Galloway, Bates, and Hood-Schifino are the only healthy players on the roster averaging over 10 minutes per game at this point, a trend that’s likely to continue unless C.J. Gunn develops as a scorer. His shot looks good form wise and he clearly does not lack for confidence, so it may just be a matter of shots starting to fall, but at this point he doesn’t project to be a huge factor in conference play.

Woodson has played his three main guards together in a small ball type lineup with Miller Kopp at the four spot and Race Thompson inside for 6.3% of possessions over the last five games, which is an intriguing solution to the way teams have been able to key in on the paint and shut down Indiana’s offense.

Obviously with Trayce healthy, I would prefer to see him as The Man inside in that lineup, but the focus in that lineup would be on perimeter scoring, with Jalen Hood-Schifino’s 37.9% from deep being the lowest of the four outside players in that group. The problem then becomes finding rest for each of the three guards.

Regardless of who is in the backcourt, Indiana could stand to use more 3-point attempts from the group as a whole. As mentioned above, Indiana now has four players in the >35% 3-point range, yet still attempts just 19.4 attempts per game, which is good for 276th nationwide.

Most of the teams in Kenpom’s top 10 right now average between 21-24 attempts per game, so even a modest increase in this area would be a huge boost for Indiana. And at 36.6% 3-point shooting as a team, the Hoosiers are finally competent from beyond the arc.

Besides more shooting, Indiana will need more production from bigs not named Trayce Jackson-Davis. Out of the nine players that Woodson uses most frequently, Race Thompson, Malik Reneau, and Jordan Geronimo all fall near the bottom of the list in points per game.

Reneau has looked like the most advanced scorer of the three, averaging just one fewer point per game than Thompson, who plays eight more minutes per game than the freshman. Unfortunately, Reneau is also averaging two turnovers per game, more than double the rate that Thompson turns it over and four times as often as Geronimo.

The Hoosiers don’t need them all to play well every single night to win, but for a team that’s down to three backcourt players, Indiana is going to need to find ways to score and rebound inside.

These aren’t the problems we thought Indiana would have entering Big Ten play and could be an easier fix than the shooting that’s plagued prior Hoosier teams.

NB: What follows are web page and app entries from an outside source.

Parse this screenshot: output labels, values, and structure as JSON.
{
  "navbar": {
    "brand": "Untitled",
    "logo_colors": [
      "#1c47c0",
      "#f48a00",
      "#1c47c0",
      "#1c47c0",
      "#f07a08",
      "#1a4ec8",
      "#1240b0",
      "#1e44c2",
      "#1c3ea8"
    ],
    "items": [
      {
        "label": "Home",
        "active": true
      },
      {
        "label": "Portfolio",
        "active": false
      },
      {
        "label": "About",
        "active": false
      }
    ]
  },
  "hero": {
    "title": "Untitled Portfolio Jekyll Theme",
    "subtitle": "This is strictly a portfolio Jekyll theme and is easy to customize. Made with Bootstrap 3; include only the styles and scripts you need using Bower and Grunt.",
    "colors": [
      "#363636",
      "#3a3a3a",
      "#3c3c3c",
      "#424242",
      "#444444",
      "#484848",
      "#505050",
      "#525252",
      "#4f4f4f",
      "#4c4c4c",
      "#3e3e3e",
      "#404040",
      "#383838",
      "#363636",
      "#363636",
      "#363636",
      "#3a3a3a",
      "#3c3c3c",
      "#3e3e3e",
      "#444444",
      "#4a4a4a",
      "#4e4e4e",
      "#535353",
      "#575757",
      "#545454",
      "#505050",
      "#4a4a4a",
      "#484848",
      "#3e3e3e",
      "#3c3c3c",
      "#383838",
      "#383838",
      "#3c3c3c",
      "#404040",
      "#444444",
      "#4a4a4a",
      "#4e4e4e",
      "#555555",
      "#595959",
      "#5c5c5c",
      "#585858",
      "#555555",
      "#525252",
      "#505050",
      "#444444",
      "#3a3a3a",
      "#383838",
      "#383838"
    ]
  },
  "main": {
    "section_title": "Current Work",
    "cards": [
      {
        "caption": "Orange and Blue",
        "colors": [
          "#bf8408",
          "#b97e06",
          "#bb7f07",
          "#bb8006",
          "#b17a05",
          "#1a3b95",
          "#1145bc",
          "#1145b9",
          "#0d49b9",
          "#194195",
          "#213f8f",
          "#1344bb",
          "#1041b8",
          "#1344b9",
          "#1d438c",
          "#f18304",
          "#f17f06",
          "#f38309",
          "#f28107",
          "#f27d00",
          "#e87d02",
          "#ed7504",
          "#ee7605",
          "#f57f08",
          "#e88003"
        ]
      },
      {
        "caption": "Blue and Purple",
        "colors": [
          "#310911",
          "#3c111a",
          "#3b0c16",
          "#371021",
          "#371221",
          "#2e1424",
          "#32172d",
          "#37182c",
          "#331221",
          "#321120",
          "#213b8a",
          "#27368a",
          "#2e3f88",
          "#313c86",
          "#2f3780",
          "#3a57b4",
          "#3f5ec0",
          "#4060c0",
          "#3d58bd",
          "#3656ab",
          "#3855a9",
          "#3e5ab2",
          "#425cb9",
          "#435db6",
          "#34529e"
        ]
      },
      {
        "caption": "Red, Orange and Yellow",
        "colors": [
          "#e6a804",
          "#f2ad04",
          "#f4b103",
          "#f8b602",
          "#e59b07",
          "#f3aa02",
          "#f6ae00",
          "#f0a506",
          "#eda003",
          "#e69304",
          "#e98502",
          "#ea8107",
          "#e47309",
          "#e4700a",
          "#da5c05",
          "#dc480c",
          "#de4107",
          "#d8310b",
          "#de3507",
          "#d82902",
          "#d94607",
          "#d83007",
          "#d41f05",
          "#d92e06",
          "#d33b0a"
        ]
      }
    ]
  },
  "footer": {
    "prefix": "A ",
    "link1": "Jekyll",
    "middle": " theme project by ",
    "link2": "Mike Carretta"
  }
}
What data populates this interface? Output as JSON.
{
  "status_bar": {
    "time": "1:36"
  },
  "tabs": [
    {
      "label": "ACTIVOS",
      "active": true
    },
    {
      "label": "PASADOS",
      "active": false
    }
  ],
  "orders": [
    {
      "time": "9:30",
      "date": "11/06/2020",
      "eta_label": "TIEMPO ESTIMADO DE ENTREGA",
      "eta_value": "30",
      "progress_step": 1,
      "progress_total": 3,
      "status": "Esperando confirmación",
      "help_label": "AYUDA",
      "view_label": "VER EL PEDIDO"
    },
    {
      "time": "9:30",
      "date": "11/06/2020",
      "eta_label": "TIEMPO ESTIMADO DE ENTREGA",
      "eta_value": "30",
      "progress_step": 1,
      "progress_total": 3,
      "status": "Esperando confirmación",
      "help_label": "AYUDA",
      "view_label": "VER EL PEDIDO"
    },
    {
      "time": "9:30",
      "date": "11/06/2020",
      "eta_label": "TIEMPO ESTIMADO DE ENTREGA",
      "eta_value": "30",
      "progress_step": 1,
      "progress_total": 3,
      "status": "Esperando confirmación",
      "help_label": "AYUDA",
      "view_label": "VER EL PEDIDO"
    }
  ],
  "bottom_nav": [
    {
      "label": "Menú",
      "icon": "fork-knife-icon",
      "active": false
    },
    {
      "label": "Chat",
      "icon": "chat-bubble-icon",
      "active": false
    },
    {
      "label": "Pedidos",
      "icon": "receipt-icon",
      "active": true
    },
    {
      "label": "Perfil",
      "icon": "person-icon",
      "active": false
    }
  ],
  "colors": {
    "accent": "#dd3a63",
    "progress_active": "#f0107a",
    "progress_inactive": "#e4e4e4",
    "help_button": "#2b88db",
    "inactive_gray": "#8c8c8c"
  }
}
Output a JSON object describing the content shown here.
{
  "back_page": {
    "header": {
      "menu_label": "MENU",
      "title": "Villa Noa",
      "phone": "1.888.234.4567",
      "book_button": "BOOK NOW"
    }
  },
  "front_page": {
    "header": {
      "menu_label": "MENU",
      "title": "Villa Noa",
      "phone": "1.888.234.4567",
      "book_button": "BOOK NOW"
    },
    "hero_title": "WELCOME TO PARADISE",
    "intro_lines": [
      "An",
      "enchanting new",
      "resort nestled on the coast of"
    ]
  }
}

With the shooting and wing play we’ve seen of late, I think the ceiling remains relatively high for an Indiana team that’s off to a solid start overall.